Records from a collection
##############################
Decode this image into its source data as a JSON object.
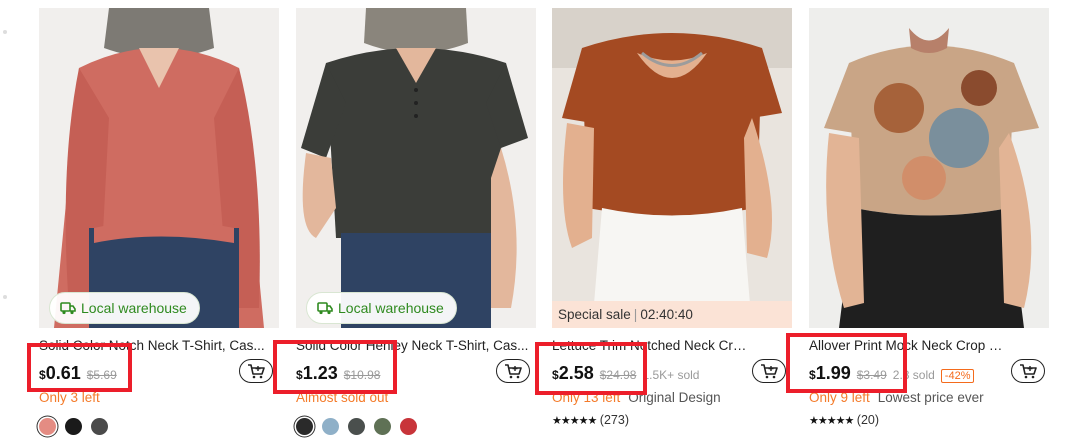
{
  "icons": {
    "warehouse": "local-warehouse-icon",
    "cart": "add-to-cart-icon",
    "star": "star-icon"
  },
  "colors": {
    "accent_orange": "#f47b2a",
    "highlight_red": "#ec1e2a",
    "warehouse_green": "#2f8a1f",
    "sale_bg": "#fbe3d6"
  },
  "products": [
    {
      "title": "Solid Color Notch Neck T-Shirt, Cas...",
      "currency": "$",
      "price": "0.61",
      "original_price": "$5.69",
      "badge": "Local warehouse",
      "stock": "Only 3 left",
      "swatches": [
        "#e48c83",
        "#1a1a1a",
        "#4a4a4a"
      ]
    },
    {
      "title": "Solid Color Henley Neck T-Shirt, Cas...",
      "currency": "$",
      "price": "1.23",
      "original_price": "$10.98",
      "badge": "Local warehouse",
      "stock": "Almost sold out",
      "swatches": [
        "#2a2a2a",
        "#8fb0c8",
        "#4a4f4d",
        "#5f7155",
        "#c8343a"
      ]
    },
    {
      "title": "Lettuce Trim Notched Neck Crop T-...",
      "currency": "$",
      "price": "2.58",
      "original_price": "$24.98",
      "sold": "1.5K+ sold",
      "sale_label": "Special sale",
      "countdown": "02:40:40",
      "stock": "Only 13 left",
      "note": "Original Design",
      "stars": "★★★★★",
      "rating_count": "(273)"
    },
    {
      "title": "Allover Print Mock Neck Crop Top, Y...",
      "currency": "$",
      "price": "1.99",
      "original_price": "$3.49",
      "sold": "2.8 sold",
      "discount": "-42%",
      "stock": "Only 9 left",
      "note": "Lowest price ever",
      "stars": "★★★★★",
      "rating_count": "(20)"
    }
  ]
}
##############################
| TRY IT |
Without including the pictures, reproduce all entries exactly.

| EXERCISE OUTPUT |
Decode this image into its source data as a JSON object.
{
  "icons": {
    "warehouse": "local-warehouse-icon",
    "cart": "add-to-cart-icon",
    "star": "star-icon"
  },
  "colors": {
    "accent_orange": "#f47b2a",
    "highlight_red": "#ec1e2a",
    "warehouse_green": "#2f8a1f",
    "sale_bg": "#fbe3d6"
  },
  "products": [
    {
      "title": "Solid Color Notch Neck T-Shirt, Cas...",
      "currency": "$",
      "price": "0.61",
      "original_price": "$5.69",
      "badge": "Local warehouse",
      "stock": "Only 3 left",
      "swatches": [
        "#e48c83",
        "#1a1a1a",
        "#4a4a4a"
      ]
    },
    {
      "title": "Solid Color Henley Neck T-Shirt, Cas...",
      "currency": "$",
      "price": "1.23",
      "original_price": "$10.98",
      "badge": "Local warehouse",
      "stock": "Almost sold out",
      "swatches": [
        "#2a2a2a",
        "#8fb0c8",
        "#4a4f4d",
        "#5f7155",
        "#c8343a"
      ]
    },
    {
      "title": "Lettuce Trim Notched Neck Crop T-...",
      "currency": "$",
      "price": "2.58",
      "original_price": "$24.98",
      "sold": "1.5K+ sold",
      "sale_label": "Special sale",
      "countdown": "02:40:40",
      "stock": "Only 13 left",
      "note": "Original Design",
      "stars": "★★★★★",
      "rating_count": "(273)"
    },
    {
      "title": "Allover Print Mock Neck Crop Top, Y...",
      "currency": "$",
      "price": "1.99",
      "original_price": "$3.49",
      "sold": "2.8 sold",
      "discount": "-42%",
      "stock": "Only 9 left",
      "note": "Lowest price ever",
      "stars": "★★★★★",
      "rating_count": "(20)"
    }
  ]
}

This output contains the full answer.